  • Gamification - Addition of game-based elements as part of interactive tutorials and online lessons followed by a game with a publicly available leaderboard for motivation.
  • Stepped peer review approach - Within a Corporate Communication course, utilizing VoiceThread to provide a stepped approach for showing examples of good/bad press releases, guided practice to analyze and provide feedback for generalized press releases, and then peer review of each others work (including feedback on students performance of giving a peer review)
  • Branching - Utilization of pre-assessment to provided various learning pathways and provide pre-requisite knowledge if applicable to ensure all students are adequately prepared for new information.
  • Optional synchronous recitations - Web-based weekly offerings to meet in real-time to provide  clarification, emphasis of important material, answering of questions, etc.
  • Hours of equivalent instruction - Quantified the time on task for learning activities in each week of the course to determine alignment to the Penn State expectation of 9 hours / week for a 3-credit, 15-week course.
  • Community of Inquiry - Focused on added engagement activities and assessed with Student Engagement Assessment adapted from Measuring Student Engagement in an Online Program by Dr. Paula Bigatel and Dr. Vicki Williams.
  • Case-based learning and authentic learning - Incorporation to to increase intellectual curiosity, provide more real world applications, and make the application relevant to their current/future careers.

Informal data collection and self-reporting was conducted in the 2016-2017 for the initial implementation.  Anecdotally when when it comes to student performance and preparedness students performed better than previous online course offerings and were adequately prepared within new online courses.
The anticipated new and revised online course offerings for Fall 2017 will incorporate these additional strategies and formalized data will be collected.
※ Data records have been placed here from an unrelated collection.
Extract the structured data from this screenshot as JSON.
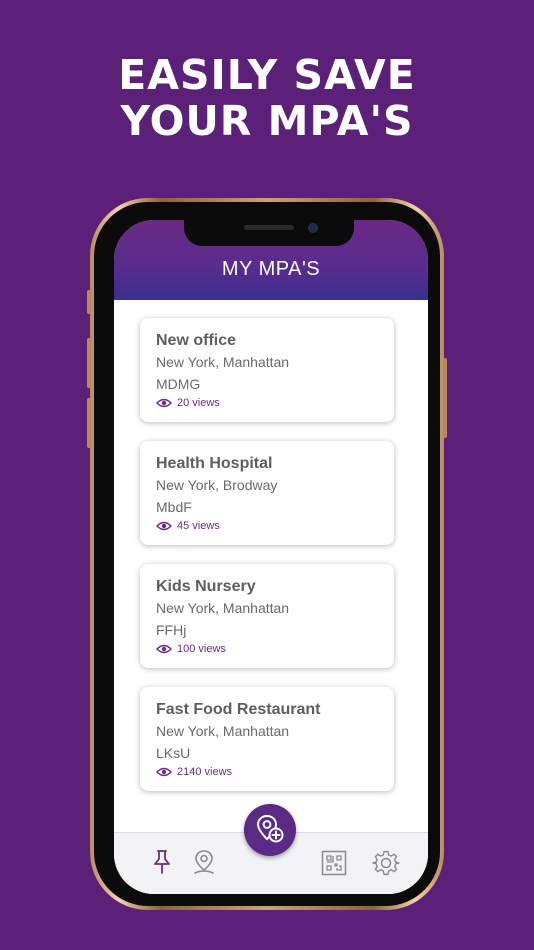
{
  "headline": {
    "line1": "EASILY SAVE",
    "line2": "YOUR MPA'S"
  },
  "app": {
    "title": "MY MPA'S",
    "cards": [
      {
        "title": "New office",
        "location": "New York, Manhattan",
        "code": "MDMG",
        "views": "20 views"
      },
      {
        "title": "Health Hospital",
        "location": "New York, Brodway",
        "code": "MbdF",
        "views": "45 views"
      },
      {
        "title": "Kids Nursery",
        "location": "New York, Manhattan",
        "code": "FFHj",
        "views": "100 views"
      },
      {
        "title": "Fast Food Restaurant",
        "location": "New York, Manhattan",
        "code": "LKsU",
        "views": "2140 views"
      }
    ],
    "tabbar": {
      "icons": [
        "pin-icon",
        "location-icon",
        "add-location-icon",
        "qr-scan-icon",
        "settings-icon"
      ]
    }
  },
  "colors": {
    "background": "#5b2178",
    "header_top": "#6a2a84",
    "header_bottom": "#3b2f8f",
    "accent": "#6b2a88",
    "fab": "#5a2a84"
  }
}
Early results will be available during November 2017.
Session Information:
This session will focus on strategies leveraged in tailoring online courses for traditional age, residential students. A background of the unique challenges and affordances provided by offering online courses for this demographic will be presented. Specific examples of implementation of select strategies within particular courses will be covered in-depth. The session attendees will have an interactive experience as presenters will model best practices of increasing engagement for geographically dispersed blended and online courses during the session. The presenters desire this session to be a community of practice where application of strategies is covered while also having a dialogue among participants around these ideas throughout the session.
By the end of the session, attendees will: 

  • Recall the unique challenges and affordances of offering online courses for traditional age, residential students.
  • List strategies leveraged in tailoring online courses for traditional age, residential students and paraphrase how they were incorporated in an online course environment.
  • Analyze the explanation and course application of example strategies to determine if it is an appropriate use within their own courses.
  • Engage with at least one of the strategies presented during the session.
  • Discuss their own experiences of creating/teaching online courses for this demographic and participate in the community of practice via dialogue and brainstorming of best practices strategies for tailoring online courses for these students.

Allen, Elaine, Ph.D., and Jeff Seaman, Ph.D. Digital Learning Compass: Distance Education Enrollment Report 2017. Rep. Babson Survey Research Group, e-Literate, and WCET, May 2017. Web. 8 May 2017. <https://onlinelearningsurvey.com/reports/digtiallearningcompassenrollment2017.pdf>.
Bigatel, Paula, Ph.D., & Williams, Vicki, Ph.D. (summer 2015). Measuring Student Engagement in an Online Program. Online Journal of Distance Learning Administration, 18(2). Retrieved May 8, 2017, from http://www.westga.edu/~distance/ojdla/summer182/bigatel_williams182.html